have. The only one I knew about was that my grandmother Hilda Blotner told my cousin Jonathan that

her father and our great grandfather Joseph Levin who was the first generation Beth Israel member did

not wear tefillin on chol hamoed. My grandmother was born in Russia, and they were from an area of

Russia influenced by the Vilna Gaon and the Alter Rebbe and, with previous discussion with family

members, there may have also been Sephardic influence with her family.

 

I don’t remember what I did at minyans before moving back to the New Orleans Area approximately 26

years ago. I may have just followed the custom of those there, but I do not remember putting them on.

I have spent time attending services approaching 20 years at Chabad Center, including Chol Hamoed.

For at least 20 years and probably longer, I have not worn tefillin attending Chol Hamoed minyans at

Chabad Center following Chabad custom, and as I discovered later, also following the custom of my

maternal grandmother’s family.

 

Recently, I have been in contact with my father’s half-brother, Norman Fertel and with one of his sons

Baruch and they wear them. Norman told me that he was following the custom of those at Chevra

Tehillim at that time around the 1950’s. That also makes sense for another reason. If you remember

the talk given by Randy Fertel, our Great Grandfather Samuel Fertel, a Chevra Tehillum member, was

born in Krakow, the home of Rabbi Moses Issereles, the Rama, and all the rest of my father’s family

including the Deiches and the Cohens came from England, but were also originally from Krakow.

So should I now start putting them on because it is probably the original custom of all of my dad’s

family, or do I not since this is what I have done all these years. I have not sought advice from any of the

rabbis, but in discussing the situation with Yossie Nemes’s brother, Menachem Mendel, his comment

was that in not putting on tefillin all these years, that I have developed my own custom, and therefore, I

have continued not wearing tefillin on chol hamoed, including this week. Talking to others faced with

the same situation, including Shabi Perl and Rabbi Bienenfeld, I have found it easier to not to put them
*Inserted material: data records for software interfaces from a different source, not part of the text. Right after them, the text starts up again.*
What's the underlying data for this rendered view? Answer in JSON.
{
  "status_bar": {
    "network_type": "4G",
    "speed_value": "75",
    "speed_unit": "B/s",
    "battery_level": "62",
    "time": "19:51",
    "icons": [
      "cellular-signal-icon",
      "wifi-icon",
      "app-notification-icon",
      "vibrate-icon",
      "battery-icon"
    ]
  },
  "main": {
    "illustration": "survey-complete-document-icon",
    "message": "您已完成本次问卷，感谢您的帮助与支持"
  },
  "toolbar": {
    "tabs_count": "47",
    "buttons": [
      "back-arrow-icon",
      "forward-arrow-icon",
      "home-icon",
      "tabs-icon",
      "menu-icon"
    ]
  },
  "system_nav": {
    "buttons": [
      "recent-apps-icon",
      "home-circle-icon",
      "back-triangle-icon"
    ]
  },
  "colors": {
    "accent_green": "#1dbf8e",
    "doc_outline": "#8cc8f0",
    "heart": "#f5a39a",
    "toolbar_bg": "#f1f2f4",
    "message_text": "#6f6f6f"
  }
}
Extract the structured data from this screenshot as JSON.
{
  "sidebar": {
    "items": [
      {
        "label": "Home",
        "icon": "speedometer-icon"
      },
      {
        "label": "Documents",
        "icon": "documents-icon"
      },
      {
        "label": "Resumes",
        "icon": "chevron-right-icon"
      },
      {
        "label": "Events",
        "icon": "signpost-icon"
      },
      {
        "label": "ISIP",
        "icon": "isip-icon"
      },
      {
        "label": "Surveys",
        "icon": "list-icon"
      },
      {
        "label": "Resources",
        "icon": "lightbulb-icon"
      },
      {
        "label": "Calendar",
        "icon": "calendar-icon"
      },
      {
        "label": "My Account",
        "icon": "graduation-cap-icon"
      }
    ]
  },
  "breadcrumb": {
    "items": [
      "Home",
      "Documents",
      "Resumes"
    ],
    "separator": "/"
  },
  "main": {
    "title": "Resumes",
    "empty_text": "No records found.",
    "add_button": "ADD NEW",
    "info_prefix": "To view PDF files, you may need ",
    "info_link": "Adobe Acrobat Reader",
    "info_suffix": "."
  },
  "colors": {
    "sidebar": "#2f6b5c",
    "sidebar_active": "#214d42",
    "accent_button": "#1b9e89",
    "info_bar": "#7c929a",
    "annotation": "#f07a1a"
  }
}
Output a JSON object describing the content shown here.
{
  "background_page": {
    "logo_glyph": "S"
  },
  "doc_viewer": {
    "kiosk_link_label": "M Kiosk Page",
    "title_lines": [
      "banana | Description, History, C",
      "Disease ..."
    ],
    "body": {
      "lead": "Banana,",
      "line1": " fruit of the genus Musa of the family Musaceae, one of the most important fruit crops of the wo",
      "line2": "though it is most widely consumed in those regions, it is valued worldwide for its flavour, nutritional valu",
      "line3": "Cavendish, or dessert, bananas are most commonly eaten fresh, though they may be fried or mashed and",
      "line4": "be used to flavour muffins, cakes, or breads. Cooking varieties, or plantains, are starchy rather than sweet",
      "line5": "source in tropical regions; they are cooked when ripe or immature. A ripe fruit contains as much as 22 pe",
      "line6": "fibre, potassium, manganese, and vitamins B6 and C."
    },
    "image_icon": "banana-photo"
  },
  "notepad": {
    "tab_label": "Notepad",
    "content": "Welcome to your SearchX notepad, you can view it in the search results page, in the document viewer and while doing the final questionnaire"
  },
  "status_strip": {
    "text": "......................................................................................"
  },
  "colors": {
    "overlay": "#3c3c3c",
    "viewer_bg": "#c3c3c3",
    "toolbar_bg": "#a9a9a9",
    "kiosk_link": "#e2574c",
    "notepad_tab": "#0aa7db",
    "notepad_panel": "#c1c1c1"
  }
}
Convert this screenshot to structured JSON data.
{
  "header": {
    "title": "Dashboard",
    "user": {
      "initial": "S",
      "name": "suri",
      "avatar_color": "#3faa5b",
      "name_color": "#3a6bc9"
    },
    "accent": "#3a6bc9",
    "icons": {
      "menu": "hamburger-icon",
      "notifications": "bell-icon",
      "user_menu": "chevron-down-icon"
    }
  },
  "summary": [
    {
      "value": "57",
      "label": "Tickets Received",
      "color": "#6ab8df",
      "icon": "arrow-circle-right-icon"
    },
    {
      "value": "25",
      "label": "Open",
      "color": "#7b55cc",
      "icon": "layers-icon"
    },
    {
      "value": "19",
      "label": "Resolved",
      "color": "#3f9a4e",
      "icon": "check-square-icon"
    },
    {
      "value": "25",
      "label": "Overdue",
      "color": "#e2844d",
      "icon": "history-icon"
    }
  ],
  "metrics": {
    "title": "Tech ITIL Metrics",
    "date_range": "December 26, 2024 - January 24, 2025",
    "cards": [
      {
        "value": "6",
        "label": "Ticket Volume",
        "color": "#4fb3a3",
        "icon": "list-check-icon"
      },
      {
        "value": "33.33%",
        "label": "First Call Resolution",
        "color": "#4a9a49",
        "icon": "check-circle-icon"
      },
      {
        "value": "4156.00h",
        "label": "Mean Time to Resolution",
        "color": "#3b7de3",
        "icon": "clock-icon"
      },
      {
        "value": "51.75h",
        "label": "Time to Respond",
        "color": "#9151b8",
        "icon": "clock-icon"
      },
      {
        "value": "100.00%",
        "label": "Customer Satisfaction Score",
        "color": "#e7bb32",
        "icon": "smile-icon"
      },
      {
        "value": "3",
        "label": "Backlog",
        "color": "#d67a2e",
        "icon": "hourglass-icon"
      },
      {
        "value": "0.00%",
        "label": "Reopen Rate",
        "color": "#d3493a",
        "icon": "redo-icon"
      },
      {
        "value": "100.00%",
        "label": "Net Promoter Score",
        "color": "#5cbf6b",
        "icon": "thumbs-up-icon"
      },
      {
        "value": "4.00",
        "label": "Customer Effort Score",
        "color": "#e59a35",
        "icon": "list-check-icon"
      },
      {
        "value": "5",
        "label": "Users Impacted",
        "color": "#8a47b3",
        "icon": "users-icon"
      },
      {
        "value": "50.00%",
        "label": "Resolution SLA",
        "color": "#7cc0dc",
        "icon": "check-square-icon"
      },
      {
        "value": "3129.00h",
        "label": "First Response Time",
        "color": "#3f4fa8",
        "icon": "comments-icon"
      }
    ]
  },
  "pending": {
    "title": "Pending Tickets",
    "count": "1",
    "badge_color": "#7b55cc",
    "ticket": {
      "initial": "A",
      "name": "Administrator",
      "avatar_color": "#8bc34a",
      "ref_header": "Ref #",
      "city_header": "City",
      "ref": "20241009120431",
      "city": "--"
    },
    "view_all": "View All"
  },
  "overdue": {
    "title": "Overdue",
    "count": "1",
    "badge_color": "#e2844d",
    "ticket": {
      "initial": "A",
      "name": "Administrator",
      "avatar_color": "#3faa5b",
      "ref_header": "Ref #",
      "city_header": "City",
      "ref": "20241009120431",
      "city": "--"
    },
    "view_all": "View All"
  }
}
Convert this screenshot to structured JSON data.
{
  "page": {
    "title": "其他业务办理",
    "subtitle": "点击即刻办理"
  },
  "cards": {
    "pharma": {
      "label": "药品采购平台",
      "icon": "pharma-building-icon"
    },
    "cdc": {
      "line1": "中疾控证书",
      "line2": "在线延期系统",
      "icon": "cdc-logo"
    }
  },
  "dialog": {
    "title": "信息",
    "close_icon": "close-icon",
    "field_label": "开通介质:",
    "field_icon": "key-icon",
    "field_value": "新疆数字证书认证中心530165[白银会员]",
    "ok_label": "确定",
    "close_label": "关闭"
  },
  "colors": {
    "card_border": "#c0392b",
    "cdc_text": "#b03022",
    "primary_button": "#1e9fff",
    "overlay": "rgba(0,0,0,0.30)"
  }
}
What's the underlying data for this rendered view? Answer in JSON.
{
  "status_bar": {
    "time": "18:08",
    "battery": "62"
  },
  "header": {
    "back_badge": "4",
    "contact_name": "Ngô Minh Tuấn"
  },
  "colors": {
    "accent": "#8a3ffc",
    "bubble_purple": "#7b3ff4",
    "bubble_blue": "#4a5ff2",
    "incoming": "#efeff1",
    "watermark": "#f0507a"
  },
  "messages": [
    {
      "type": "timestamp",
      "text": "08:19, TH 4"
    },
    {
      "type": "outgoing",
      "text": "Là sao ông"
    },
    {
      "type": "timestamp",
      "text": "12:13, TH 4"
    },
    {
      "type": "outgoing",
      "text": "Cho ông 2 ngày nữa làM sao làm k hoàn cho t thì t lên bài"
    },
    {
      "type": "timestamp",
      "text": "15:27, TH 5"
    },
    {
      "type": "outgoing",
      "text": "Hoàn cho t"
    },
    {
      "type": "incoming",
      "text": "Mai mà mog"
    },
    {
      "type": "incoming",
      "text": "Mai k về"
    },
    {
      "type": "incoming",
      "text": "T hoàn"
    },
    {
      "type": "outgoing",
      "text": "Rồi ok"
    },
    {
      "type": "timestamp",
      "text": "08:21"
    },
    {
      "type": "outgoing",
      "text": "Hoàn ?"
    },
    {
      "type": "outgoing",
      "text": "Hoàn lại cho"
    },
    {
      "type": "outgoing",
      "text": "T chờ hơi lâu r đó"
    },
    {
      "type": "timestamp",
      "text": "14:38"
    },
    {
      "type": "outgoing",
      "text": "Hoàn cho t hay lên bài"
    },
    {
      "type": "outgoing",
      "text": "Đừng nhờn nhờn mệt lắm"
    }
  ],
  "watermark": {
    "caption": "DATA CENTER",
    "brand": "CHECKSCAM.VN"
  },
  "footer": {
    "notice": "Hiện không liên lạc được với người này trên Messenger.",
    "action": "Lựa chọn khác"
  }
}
on since I haven’t been all these years, than it is to start or restart putting them on after not putting

them on in the recent past.